The second reason is even more important. This country is at a crucial point where the have and have nots are getting dragged further and further apart. And the main reason for this is home ownership. We all know it is increasingly harder for millennials to get on the property ladder, relying on the bank of mum and dad and inheritance. What this is creating is a new class division akin to the middle ages where the amount of land you own determined your social status. We face the very real prospect, in a couple of generation’s time, of having a very visible divide between the rich and the poor based purely on home ownership. Those who own homes will prosper more and more whilst those who do not, did not marry in to home ownership nor bequeath it, will suffer.
We are not building enough affordable homes, it is extremely difficult to save for a deposit whilst renting, and house prices are too high. The ‘Dementia Tax’ would start to alleviate these issues by ensuring a vast amount of houses are sold as apposed to passed down to family, thus breaking the chain of home-ownership.

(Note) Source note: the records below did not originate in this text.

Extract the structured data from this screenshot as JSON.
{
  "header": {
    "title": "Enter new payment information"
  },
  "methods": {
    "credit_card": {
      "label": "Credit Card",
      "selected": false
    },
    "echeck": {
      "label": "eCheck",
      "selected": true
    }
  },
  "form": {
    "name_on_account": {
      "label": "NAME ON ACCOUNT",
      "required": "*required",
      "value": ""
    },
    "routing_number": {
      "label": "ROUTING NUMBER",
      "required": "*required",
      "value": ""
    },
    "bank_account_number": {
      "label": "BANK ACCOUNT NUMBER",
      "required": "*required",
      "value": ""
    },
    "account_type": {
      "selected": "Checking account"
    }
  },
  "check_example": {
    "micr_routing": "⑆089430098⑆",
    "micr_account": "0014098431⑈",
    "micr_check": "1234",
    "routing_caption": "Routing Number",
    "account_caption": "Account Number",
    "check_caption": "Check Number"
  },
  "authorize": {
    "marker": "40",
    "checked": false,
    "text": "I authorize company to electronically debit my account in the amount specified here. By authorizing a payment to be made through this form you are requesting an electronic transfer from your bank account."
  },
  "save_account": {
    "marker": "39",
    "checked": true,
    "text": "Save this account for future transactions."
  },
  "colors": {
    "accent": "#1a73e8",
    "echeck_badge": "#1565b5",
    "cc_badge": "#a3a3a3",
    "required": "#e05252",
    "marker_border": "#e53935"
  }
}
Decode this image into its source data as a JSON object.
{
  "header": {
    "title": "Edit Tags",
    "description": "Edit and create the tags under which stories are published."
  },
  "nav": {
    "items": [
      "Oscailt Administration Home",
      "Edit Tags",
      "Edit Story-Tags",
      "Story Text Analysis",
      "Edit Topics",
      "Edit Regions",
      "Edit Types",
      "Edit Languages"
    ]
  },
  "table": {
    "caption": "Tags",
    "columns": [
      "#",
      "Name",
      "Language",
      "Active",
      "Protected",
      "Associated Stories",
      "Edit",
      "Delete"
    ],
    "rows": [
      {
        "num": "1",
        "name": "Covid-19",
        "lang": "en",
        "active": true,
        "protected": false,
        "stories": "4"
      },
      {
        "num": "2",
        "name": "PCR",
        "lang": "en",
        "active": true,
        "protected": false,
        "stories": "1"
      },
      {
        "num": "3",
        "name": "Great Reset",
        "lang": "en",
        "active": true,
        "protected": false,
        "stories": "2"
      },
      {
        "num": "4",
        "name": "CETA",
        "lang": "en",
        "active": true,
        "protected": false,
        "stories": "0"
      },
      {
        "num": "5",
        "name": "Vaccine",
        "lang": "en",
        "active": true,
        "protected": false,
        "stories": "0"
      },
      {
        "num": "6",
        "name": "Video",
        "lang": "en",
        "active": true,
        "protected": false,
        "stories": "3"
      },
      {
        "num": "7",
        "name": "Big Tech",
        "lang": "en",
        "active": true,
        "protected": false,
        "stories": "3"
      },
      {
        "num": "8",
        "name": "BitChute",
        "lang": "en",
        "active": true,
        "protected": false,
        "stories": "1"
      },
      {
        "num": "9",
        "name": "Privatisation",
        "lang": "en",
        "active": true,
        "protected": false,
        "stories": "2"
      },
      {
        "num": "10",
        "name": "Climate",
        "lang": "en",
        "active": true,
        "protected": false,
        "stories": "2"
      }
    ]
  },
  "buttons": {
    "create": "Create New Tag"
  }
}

This would happen by either through the force sale after death due to care debt, or an individual’s foresight to sell up and have some fun before the council take it all anyways. I for one intend to sell my house when I retire and spend frivolously in to my old age until I’m left with nothing. My spending will boost the economy, and my house sale (assuming other follow suit) will drive house prices down due to saturating the market, allowing my grandchildren to get on the property ladder much easier. Oh, and I’ll also enjoy my life while I can.
I would love to see everyone’s care funded indefinitely, however, this is not a realistic prospect. We have to look after our vulnerable, we have to provide essential care for the most needy, and to afford to do this we have to insist that those who have assets to cover the cost pay their share. Taking your house value into consideration is a fair way of doing this and I do not feel it is discriminatory to people living with dementia.
My biggest annoyance with this entire debacle is the fact Theresa May, nor anyone else who had input in to this proposal, had the guts to stand up to criticism and defend it. Instead of trusting the general public to understand that ASC funding is at critical levels and explaining why they felt this was a sensible idea, they backed down under pressure and did a complete U-Turn. This response is endemic in politics and is shameful – too concerned with self-preservation to risk upsetting one cohort or another. Their policies judged by the editors of media outlets and adjusted according to who shouts the loudest. Whilst many may not agree with my stance, at least I’d be willing to evidence why I feel the way I do and have faith that people have the intelligence to take it on board.